Tears stream down the faces of Congolese students who are refugees as they share war accounts of losing their parents, homes and belongings.
“There is a problem on my heart,” Mugisha, a fifth grader, said. “I lost my family. After that, the people I lived with tortured me. When I remember it, I feel very hurt.”
Mugisha’s story is a typical one among the students at Dr. B.T. Cooper United Methodist School, where 200 of the 310 students are Congolese children with refugee status.
However, Reuben Replie Ososo, the school’s head teacher and an Africa University graduate, said Mugisha’s ability to talk about her experiences is a sign of healing.
“For the first time, the refugee students are learning how to grieve and process their stories,” Ososo said.
Kenya is among the top refugee-hosting countries in Africa. There are more than 476,000 refugees and asylum-seekers in the country, with nearly 42,000 of them from Congo, according to UNHCR, the United Nations Refugee Agency.
The school also is mobilizing community leaders to lead trauma-healing sessions and extending the program into the community in conjunction with other schools and United Methodist churches around Nairobi County. The target is to reach out to 2,000 refugees in 2019, Ososo said.
He takes groups of 20 refugee students each week through the counseling sessions.
“We go through 10 topics,” he said. “They learn that they are important to God, how sin enters the world, and why bad things happen. During the second lesson, they learn to take their pain to the cross. There is a lot of crying and pain, and the teachers comfort them. We also do follow-ups at their homes. Children write their laments. They ask, ‘Why did God let my family die? Why am I a refugee?’”
Their sorrows begin to heal as they learn about forgiveness and about God’s love for them, Ososo said.
“We are seeing change,” he said. “Before, they didn’t even cry. Now, they participate in class, smile and laugh.”
Established in 1997 as a nursery school with one class operating inside Kayole St. John’s United Methodist Church, Dr. B.T. Cooper United Methodist School has since grown into a full primary school.
In addition to the Congolese students, more than 100 orphans and vulnerable children from the surrounding community attend the school. Many students are from the Kayole-Soweto slums and live in abject poverty, with most people earning less than one dollar per day.

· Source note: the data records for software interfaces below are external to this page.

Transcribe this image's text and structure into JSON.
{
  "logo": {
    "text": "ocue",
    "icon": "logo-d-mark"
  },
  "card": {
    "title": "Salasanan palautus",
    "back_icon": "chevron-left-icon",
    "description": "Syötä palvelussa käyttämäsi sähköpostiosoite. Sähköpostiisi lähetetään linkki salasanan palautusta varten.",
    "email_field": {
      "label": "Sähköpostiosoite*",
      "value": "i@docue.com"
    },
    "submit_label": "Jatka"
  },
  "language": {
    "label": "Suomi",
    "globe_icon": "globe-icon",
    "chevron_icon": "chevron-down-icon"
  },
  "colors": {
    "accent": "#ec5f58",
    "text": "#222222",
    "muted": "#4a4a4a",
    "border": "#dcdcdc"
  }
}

The school is named in honor of the late Dr. Bernard Trent Cooper of Sonrise United Methodist Church in Fort Wayne, Indiana, who helped raise funds for the school before his death in 2005. Cooper and Dr. Dan Odipo, both orthopedic surgeons, were instrumental in supporting the school.
Ososo said Cooper’s son, Dr. Jerry Cooper, also has provided valuable support to the school since his father’s death. “(Without him), we couldn’t be where we are,” he said.
Teacher Winnie Nangila, a Grade 8 teacher at the school, said there are “uncommon gifts” among the refugees she has taught.
“At the point when you converse with them, you perceive that they are so anxious to learn,” she said. “Our school is committed to giving these students a feeling of direction, a dream of the individual they can become, and the information that will one day assist them with reconstructing their homes.”
Isaac Muhumure, 18, a Congolese refugee and alumnus of the school, said the opportunity to get an education after the hardships he faced was essential in pursuing his dreams of becoming a teacher “and being a voice for others” in his position, he said.
“The war makes many individuals endure. I had to stop school in light of the war. At the point when I discovered I was returning to class, it fulfilled me,” he said, smiling.
Grace Namude, deputy head teacher, said the school is changing the lives of its refugee students.
“We have a feeding program for learners, as well as a provision of backpacks and learning materials,” she said.
The scarcity of jobs makes it difficult for most parents to afford uniforms and supplies, so the school’s support is a big relief to parents, especially refugees, Namude said.
“From the first lessons, education offered by the school helps refugees stand on their own feet, allowing them to prepare for the future, whether in Kenya or in their own country upon their return,” she added.
“We provide education without discrimination to our brothers and sisters from the DRC,” she said, noting that several alumni are attending universities and colleges in Kenya.
Despite the success stories, teacher Noel Khalayi noted continuing challenges.
“The classrooms are crowded, forcing the school to operate a double-shift system, with children from the host country rubbing shoulders with refugees,” she said.
“These arrangements enable more children to attend school, but the long hours place an extra burden on teachers and other staff. Sometimes, lessons may be held in a language that the refugee children are only beginning to understand.”
Despite the obstacles, these classrooms are transforming children, Khalayi said.
“Refugees are mothers, fathers, sisters, brothers, children, with indistinguishable expectations and aspirations from us — except that a twist of fate has bound their lives to a worldwide refugee crisis on an unprecedented scale.
“It is the obligation of each individual born in a safer room to open the door when somebody in danger knocks.”
Maiga is a communicator for the Kenya-Ethiopia Conference.
News media contact: Vicki Brown at (615) 742-5470 or email@example.com. To read more United Methodist news, subscribe to the free Daily or Weekly Digests.